Beginning. I think of my books’ beginnings classically, as invocations to the muses, who/whatever these muses may be.
Ending. Could be a segue into the next book’s concerns.
The Hustle. There’s the something beyond creation or the creative work — the marketing, the hustle, the move from creative person to business person, when engaged in manuscript submissions, combing finely through all the literary e-resources for publishers’ submissions calls (this is when it’s helpful to have a RSS feed reader), manuscript open reading periods, what publishers want what kind of work and by when. This is all task oriented: composing cover letters, e-submissions (for example, via Submishmash), or stocking up on printer toner, reams of paper, and making frequent trips to the post office.

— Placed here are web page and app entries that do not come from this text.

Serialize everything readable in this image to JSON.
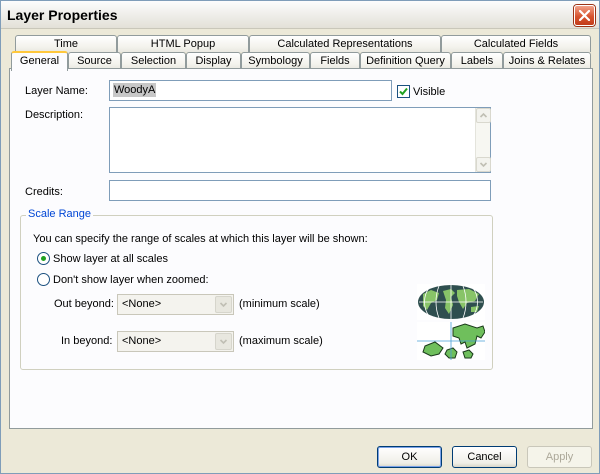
{
  "window": {
    "title": "Layer Properties"
  },
  "tabs": {
    "row1": [
      "Time",
      "HTML Popup",
      "Calculated Representations",
      "Calculated Fields"
    ],
    "row2": [
      "General",
      "Source",
      "Selection",
      "Display",
      "Symbology",
      "Fields",
      "Definition Query",
      "Labels",
      "Joins & Relates"
    ],
    "active": "General"
  },
  "general": {
    "layer_name_label": "Layer Name:",
    "layer_name_value": "WoodyA",
    "visible_label": "Visible",
    "visible_checked": true,
    "description_label": "Description:",
    "description_value": "",
    "credits_label": "Credits:",
    "credits_value": ""
  },
  "scale_range": {
    "title": "Scale Range",
    "instruction": "You can specify the range of scales at which this layer will be shown:",
    "option_all": "Show layer at all scales",
    "option_zoomed": "Don't show layer when zoomed:",
    "selected_option": "option_all",
    "out_beyond_label": "Out beyond:",
    "out_beyond_value": "<None>",
    "out_beyond_note": "(minimum scale)",
    "in_beyond_label": "In beyond:",
    "in_beyond_value": "<None>",
    "in_beyond_note": "(maximum scale)",
    "icon_min": "world-globe-icon",
    "icon_max": "zoomed-map-icon"
  },
  "buttons": {
    "ok": "OK",
    "cancel": "Cancel",
    "apply": "Apply"
  },
  "colors": {
    "active_tab_accent": "#ffc83c",
    "group_title": "#0046d5",
    "dialog_bg": "#ece9d8"
  }
}
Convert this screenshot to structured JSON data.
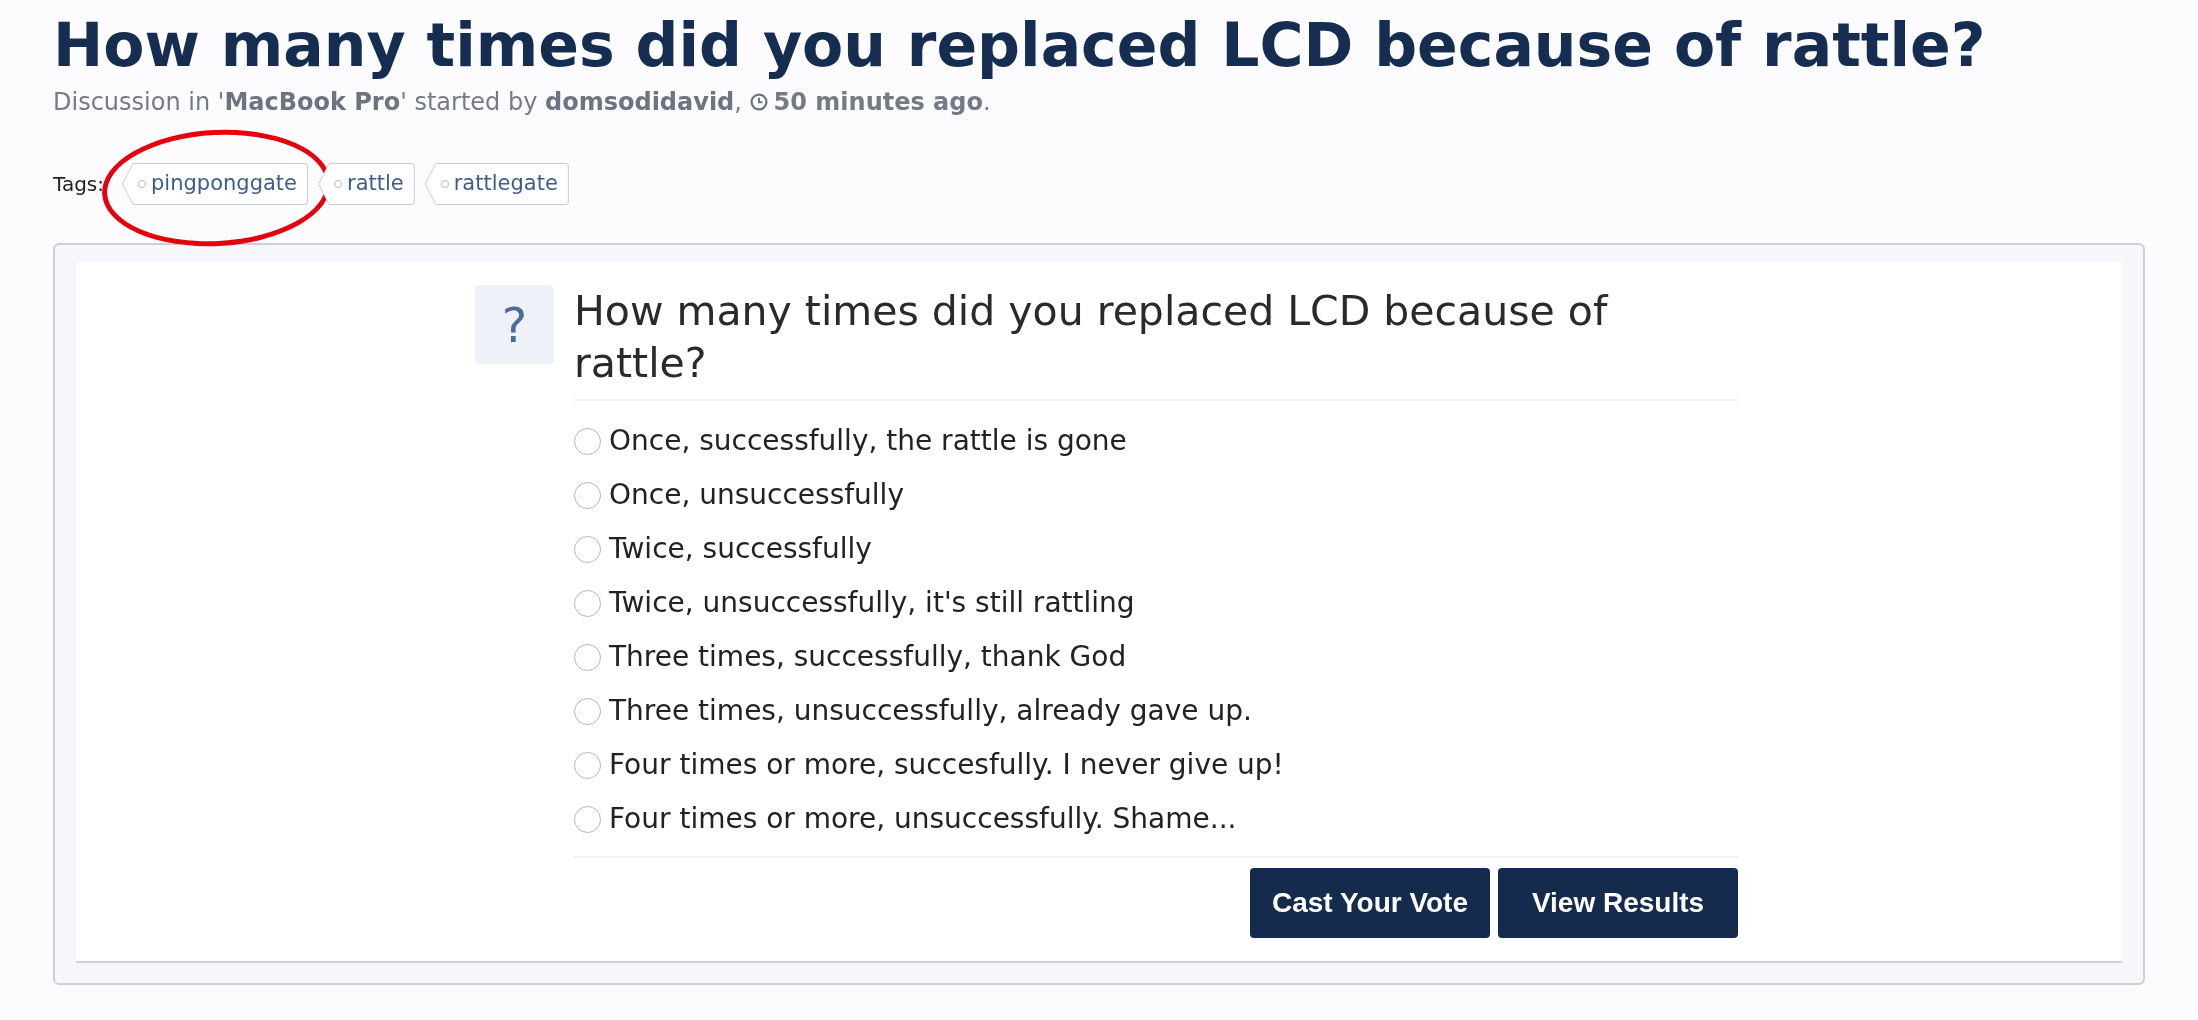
{
  "thread": {
    "title": "How many times did you replaced LCD because of rattle?",
    "meta": [
      {
        "kind": "text",
        "text": "Discussion in '"
      },
      {
        "kind": "forum",
        "text": "MacBook Pro"
      },
      {
        "kind": "text",
        "text": "' started by "
      },
      {
        "kind": "author",
        "text": "domsodidavid"
      },
      {
        "kind": "text",
        "text": ", "
      },
      {
        "kind": "time",
        "text": "50 minutes ago"
      },
      {
        "kind": "text",
        "text": "."
      }
    ]
  },
  "tags": {
    "label": "Tags:",
    "items": [
      {
        "text": "pingponggate",
        "circled": true
      },
      {
        "text": "rattle",
        "circled": false
      },
      {
        "text": "rattlegate",
        "circled": false
      }
    ]
  },
  "poll": {
    "icon": "?",
    "question": "How many times did you replaced LCD because of rattle?",
    "options": [
      {
        "label": "Once, successfully, the rattle is gone",
        "selected": false
      },
      {
        "label": "Once, unsuccessfully",
        "selected": false
      },
      {
        "label": "Twice, successfully",
        "selected": false
      },
      {
        "label": "Twice, unsuccessfully, it's still rattling",
        "selected": false
      },
      {
        "label": "Three times, successfully, thank God",
        "selected": false
      },
      {
        "label": "Three times, unsuccessfully, already gave up.",
        "selected": false
      },
      {
        "label": "Four times or more, succesfully. I never give up!",
        "selected": false
      },
      {
        "label": "Four times or more, unsuccessfully. Shame...",
        "selected": false
      }
    ],
    "buttons": [
      "Cast Your Vote",
      "View Results"
    ]
  }
}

What would my advice be here, except to read submissions calls carefully, completely, thoroughly. I can’t stress this enough. I frequently post submissions calls on the PAWA blog and listserv, and I cannot tell you how many people backchannel me, asking me for various types of information, when the submissions calls clearly provide the contact information in them, i.e. the parties to whom those questions should be directed. Asking me is like shooting the messenger. Moreover, the kinds of questions people ask me can be quickly resolved, again, by simply reading the submissions call.
People, to be a professional is to be able to read guidelines, and follow directions without freaking out.
My other piece of advice would be about entering your manuscript into contests. It’s OK to do this, though it’s never been my preference. I do the publisher query and the open submissions period. That’s what has worked for me, not just in getting my manuscript through the door, but throughout the editorial process and into the distribution and marketing of the book. So with contests, and of course, with all publishers to whom you submit, choose these wisely, be discerning. Which publishers forward work more in line with your aesthetics or politics? Do you feel more comfortable going with an established press or with an upstart one, with which you can grow? Look at their distribution networks. Look at their production values. Don’t just go with what’s “easiest.”
I’ve heard of writers who feel totally screwed in varying degrees, by a contest they have won. Much of this being/feeling screwed can be attributed to the fact that there is little or no opportunity to establish a relationship with an editor or publisher to continue to grow and foster, when going the contest route. An outside judge has been paid to yay or nay your work, before cutting out and getting to the next gig, regardless of what the editors/publishers think, and you haven’t had to opportunity to introduce yourself to them.
Moreover, contest fees can add up to a lot of money better spent on things like rent/mortgage, groceries, et al. Still, these days, some publishers also have submissions fees, which I used to be fervently against. Recently, I’d heard a poetry teacher I know tell her students those fees are basically donations to the indie presses, whom we know are not swimming in cash. So one way to feel OK about parting with more cash is to think about it in terms of supporting the indie publishing industry.
And it’s precisely because I am tapped into so many resources that (1) people ask me for/about stuff all the time, and (2) it makes sense to share all of this information with others. The danger, of course, is taking on too much work, and losing focus as an artist.
Next blog post, post-Rapture, I will talk about Curation.
For now, it’s all about the Red Rockers’ version of “Eve of Destruction,” some Guns N’ Roses (they’re appropriate for the End of the World), Nine Inch Nails’ post-apocalyptic Year Zero, and watching again the Randy Savage vs. Ricky “the Dragon” Steamboat, in honor of Savage’s recent demise.